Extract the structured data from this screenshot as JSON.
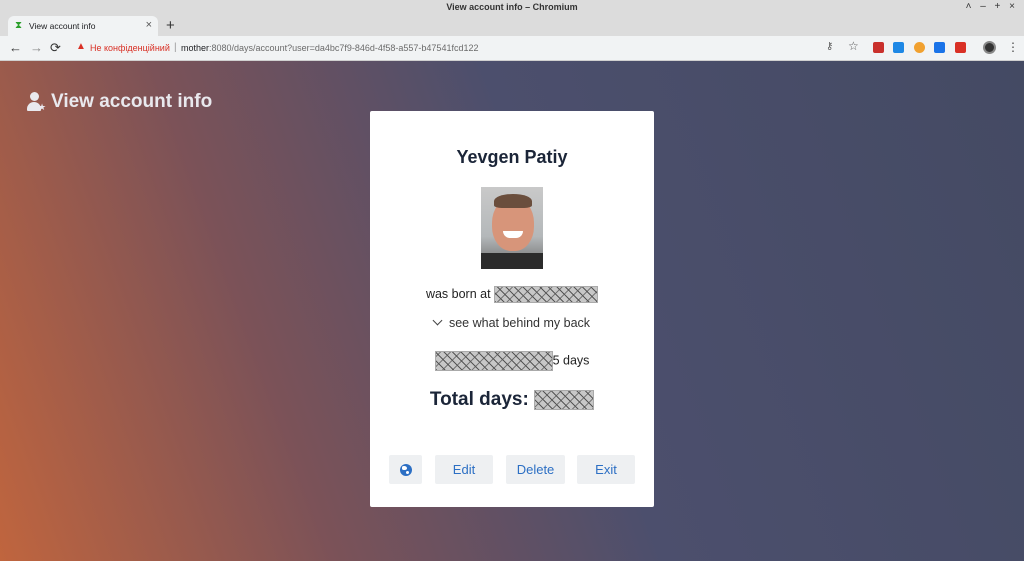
{
  "window": {
    "title": "View account info – Chromium",
    "controls": "˄ – + ×"
  },
  "tab": {
    "title": "View account info",
    "close": "×",
    "new_tab": "+"
  },
  "toolbar": {
    "back": "←",
    "forward": "→",
    "reload": "⟳",
    "security_warning": "Не конфіденційний",
    "separator": "|",
    "url_host": "mother",
    "url_rest": ":8080/days/account?user=da4bc7f9-846d-4f58-a557-b47541fcd122",
    "extensions": [
      {
        "name": "ublock-icon",
        "color": "#c9302c"
      },
      {
        "name": "s-extension-icon",
        "color": "#1e88e5"
      },
      {
        "name": "circle-extension-icon",
        "color": "#f1a130"
      },
      {
        "name": "screenshot-extension-icon",
        "color": "#1a73e8"
      },
      {
        "name": "red-extension-icon",
        "color": "#d93025"
      }
    ]
  },
  "page": {
    "heading": "View account info"
  },
  "account": {
    "name": "Yevgen Patiy",
    "born_label": "was born at",
    "collapse_label": "see what behind my back",
    "days_suffix": "5 days",
    "total_label": "Total days:"
  },
  "buttons": {
    "edit": "Edit",
    "delete": "Delete",
    "exit": "Exit"
  },
  "colors": {
    "accent": "#2c6fc4",
    "heading_text": "#1b2538",
    "warning": "#d93025"
  }
}
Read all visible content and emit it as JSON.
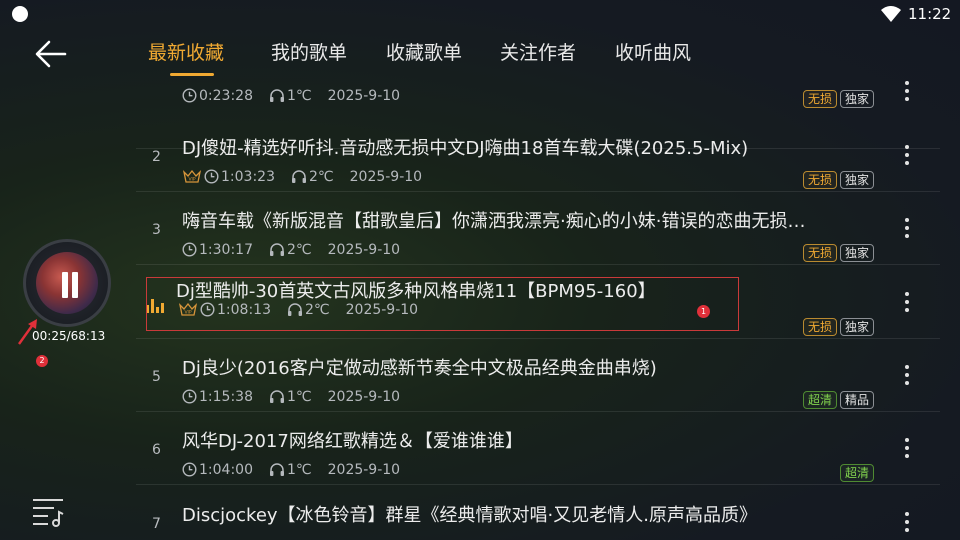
{
  "status": {
    "time": "11:22"
  },
  "tabs": [
    {
      "label": "最新收藏",
      "active": true
    },
    {
      "label": "我的歌单"
    },
    {
      "label": "收藏歌单"
    },
    {
      "label": "关注作者"
    },
    {
      "label": "收听曲风"
    }
  ],
  "player": {
    "progress": "00:25/68:13"
  },
  "annotations": {
    "badge1": "1",
    "badge2": "2"
  },
  "tracks": [
    {
      "num": "",
      "title": "",
      "duration": "0:23:28",
      "listeners": "1℃",
      "date": "2025-9-10",
      "vip": false,
      "tags": [
        "无损",
        "独家"
      ]
    },
    {
      "num": "2",
      "title": "DJ傻妞-精选好听抖.音动感无损中文DJ嗨曲18首车载大碟(2025.5-Mix)",
      "duration": "1:03:23",
      "listeners": "2℃",
      "date": "2025-9-10",
      "vip": true,
      "tags": [
        "无损",
        "独家"
      ]
    },
    {
      "num": "3",
      "title": "嗨音车载《新版混音【甜歌皇后】你潇洒我漂亮·痴心的小妹·错误的恋曲无损…",
      "duration": "1:30:17",
      "listeners": "2℃",
      "date": "2025-9-10",
      "vip": false,
      "tags": [
        "无损",
        "独家"
      ]
    },
    {
      "num": "",
      "title": "Dj型酷帅-30首英文古风版多种风格串烧11【BPM95-160】",
      "duration": "1:08:13",
      "listeners": "2℃",
      "date": "2025-9-10",
      "vip": true,
      "playing": true,
      "tags": [
        "无损",
        "独家"
      ]
    },
    {
      "num": "5",
      "title": "Dj良少(2016客户定做动感新节奏全中文极品经典金曲串烧)",
      "duration": "1:15:38",
      "listeners": "1℃",
      "date": "2025-9-10",
      "vip": false,
      "tags": [
        "超清",
        "精品"
      ]
    },
    {
      "num": "6",
      "title": "风华DJ-2017网络红歌精选＆【爱谁谁谁】",
      "duration": "1:04:00",
      "listeners": "1℃",
      "date": "2025-9-10",
      "vip": false,
      "tags": [
        "超清"
      ]
    },
    {
      "num": "7",
      "title": "Discjockey【冰色铃音】群星《经典情歌对唱·又见老情人.原声高品质》",
      "duration": "",
      "listeners": "",
      "date": "",
      "vip": false,
      "tags": []
    }
  ],
  "tag_colors": {
    "无损": "orange",
    "独家": "grey",
    "超清": "green",
    "精品": "grey"
  },
  "colors": {
    "accent": "#f0a932",
    "lossless": "#f0a932",
    "hd": "#82d34e",
    "annotation": "#e0303a"
  }
}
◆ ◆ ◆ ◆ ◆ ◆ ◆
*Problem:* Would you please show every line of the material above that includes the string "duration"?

*Exercise response:*
      "duration": "0:23:28",
      "duration": "1:03:23",
      "duration": "1:30:17",
      "duration": "1:08:13",
      "duration": "1:15:38",
      "duration": "1:04:00",
      "duration": "",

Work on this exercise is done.